Clinicians are trained to use a standard approach to similar clinical problems. When a
 group of clinicians agrees upon and documents a similar approach, it is called a “clinical
 pathway”. As the field of evidence-based medicine matures and data collection about
 quality increases, those who are charged with overseeing quality initiatives and
 controlling costs naturally push for their development and implementation given the fact 
that in certain instances, clinical pathways have been proven to control costs and ensure
 quality.

 

Although diseases behave in predictable ways, there is often more than one way to
 approach diagnosis and treatment. Evidence-based medicine is maturing as a field, but
 good evidence is often lacking to support one single approach to most clinical problems. So, many clinical pathways are based on “guidelines” created from the “consensus
 opinion” of “expert panels”. This leaves room for individual clinicians to customize their
 approach to given problems. Ideally, this should then become a “personal clinical
 pathway” that is consistently followed. Following this standard approach ensures that all
 critical elements of care are delivered at the right time to all patients. It should be noted
 that although the primary focus of a clinical path is to improve a clinical outcome, some
elements fulfill regulatory requirements, collect data for quality control, improve patient
 satisfaction/service or are necessary for reimbursement.

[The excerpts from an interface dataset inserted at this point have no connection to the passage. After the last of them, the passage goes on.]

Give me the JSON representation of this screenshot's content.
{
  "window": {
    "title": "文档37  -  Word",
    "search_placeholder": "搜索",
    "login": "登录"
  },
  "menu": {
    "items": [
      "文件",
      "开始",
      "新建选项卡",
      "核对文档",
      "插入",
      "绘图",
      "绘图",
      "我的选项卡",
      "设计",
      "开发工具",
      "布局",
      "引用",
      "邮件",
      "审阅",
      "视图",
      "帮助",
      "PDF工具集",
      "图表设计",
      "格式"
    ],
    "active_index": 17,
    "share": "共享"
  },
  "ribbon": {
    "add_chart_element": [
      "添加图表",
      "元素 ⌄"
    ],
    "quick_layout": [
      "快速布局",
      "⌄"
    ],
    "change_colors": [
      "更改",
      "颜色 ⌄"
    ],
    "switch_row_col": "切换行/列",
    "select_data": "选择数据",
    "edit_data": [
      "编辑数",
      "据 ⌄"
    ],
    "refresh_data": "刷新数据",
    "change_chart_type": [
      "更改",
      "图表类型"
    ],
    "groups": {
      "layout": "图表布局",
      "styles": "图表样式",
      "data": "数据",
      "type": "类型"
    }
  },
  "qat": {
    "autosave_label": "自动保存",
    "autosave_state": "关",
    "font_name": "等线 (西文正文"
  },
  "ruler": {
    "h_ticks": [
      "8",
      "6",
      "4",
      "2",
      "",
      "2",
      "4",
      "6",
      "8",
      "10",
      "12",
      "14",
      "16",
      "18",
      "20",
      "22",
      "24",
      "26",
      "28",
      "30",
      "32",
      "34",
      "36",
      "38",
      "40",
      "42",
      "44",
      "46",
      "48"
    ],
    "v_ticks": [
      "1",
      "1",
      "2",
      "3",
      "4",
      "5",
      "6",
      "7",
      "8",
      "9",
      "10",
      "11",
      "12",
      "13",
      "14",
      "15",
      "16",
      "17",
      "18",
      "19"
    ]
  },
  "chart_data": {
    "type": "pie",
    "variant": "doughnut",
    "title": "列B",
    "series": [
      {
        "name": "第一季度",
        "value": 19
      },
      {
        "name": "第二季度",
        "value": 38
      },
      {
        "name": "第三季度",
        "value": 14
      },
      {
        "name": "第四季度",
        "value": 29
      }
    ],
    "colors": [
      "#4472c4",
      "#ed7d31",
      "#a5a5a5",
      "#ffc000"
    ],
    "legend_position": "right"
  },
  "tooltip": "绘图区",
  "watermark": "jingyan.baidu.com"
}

Standard practice is a 
requirement of quality assurance (consistent quality) and quality improvement (always
 get better). You cannot make improvements if the baseline approach is not standardized.

 

Even when good evidence exists for a best practice, we know that patients don’t always 
fit those molds and respond differently. Some frontline providers are so consumed with 
managing these exceptions that they fail to recognize the standard path they typically
 follow and so reject the notion of “clinical pathways” as cookbook medicine (In
actuality all great chefs follow recipes. They use their creativity to develop the recipes.)
 Encouragement to follow these pathways is seen as an infringement on their autonomy as
 a physician. They are more likely to identify themselves with the “art” rather than the
 “science” of medicine. In point of fact, given that this variation in patient response is
 more often psychological, rather than biological, they fail to realize that there is plenty of 
room to use their creativity to individualize their care of each patient. The emotional,
 educational, cultural, and spiritual backgrounds that patients bring to their healthcare
 experience require individualization. If the standard part of the pathway can be
 implemented automatically, then that leaves more time for the busy clinician to 
customize his communication and delivery of care to the individual. This includes having
 a path or plan for what the patient does when they leave the formal clinical care setting 
and return to their full lives in the world.

 

Typical clinical pathways tell the clinician what critical steps they should follow but
 don’t always address the issue of getting patients to follow those steps. Keeping patients
 on track with their care, a process that often involves changes in lifestyle and behavior is
 often neglected, in part because there is even less evidence to support any one
approach. This last mile of care may have the greatest effect on the desired outcomes of
 care. Communication with the patient is where the “art” of medicine lies and done
 properly is the key to a good outcome and a satisfying patient experience. Patients need 
just the right amount of information at the right time in order to trust and understand their
 diagnosis, follow their treatment plan at home, know how to contact their providers
 should problems occur, and finally to feel that they have been heard and had all their 
questions answered. They want to understand what they should expect from the outcome
 of their care, how much it will cost, the availability of other options and an expected time 
course of recovery. If they need to change their lifestyle, they want focused, practical
 advice and coaching.

 

How does a provider go about creating a personalized clinical pathway?

 

How can Twistle help the development and implementation of the pathway?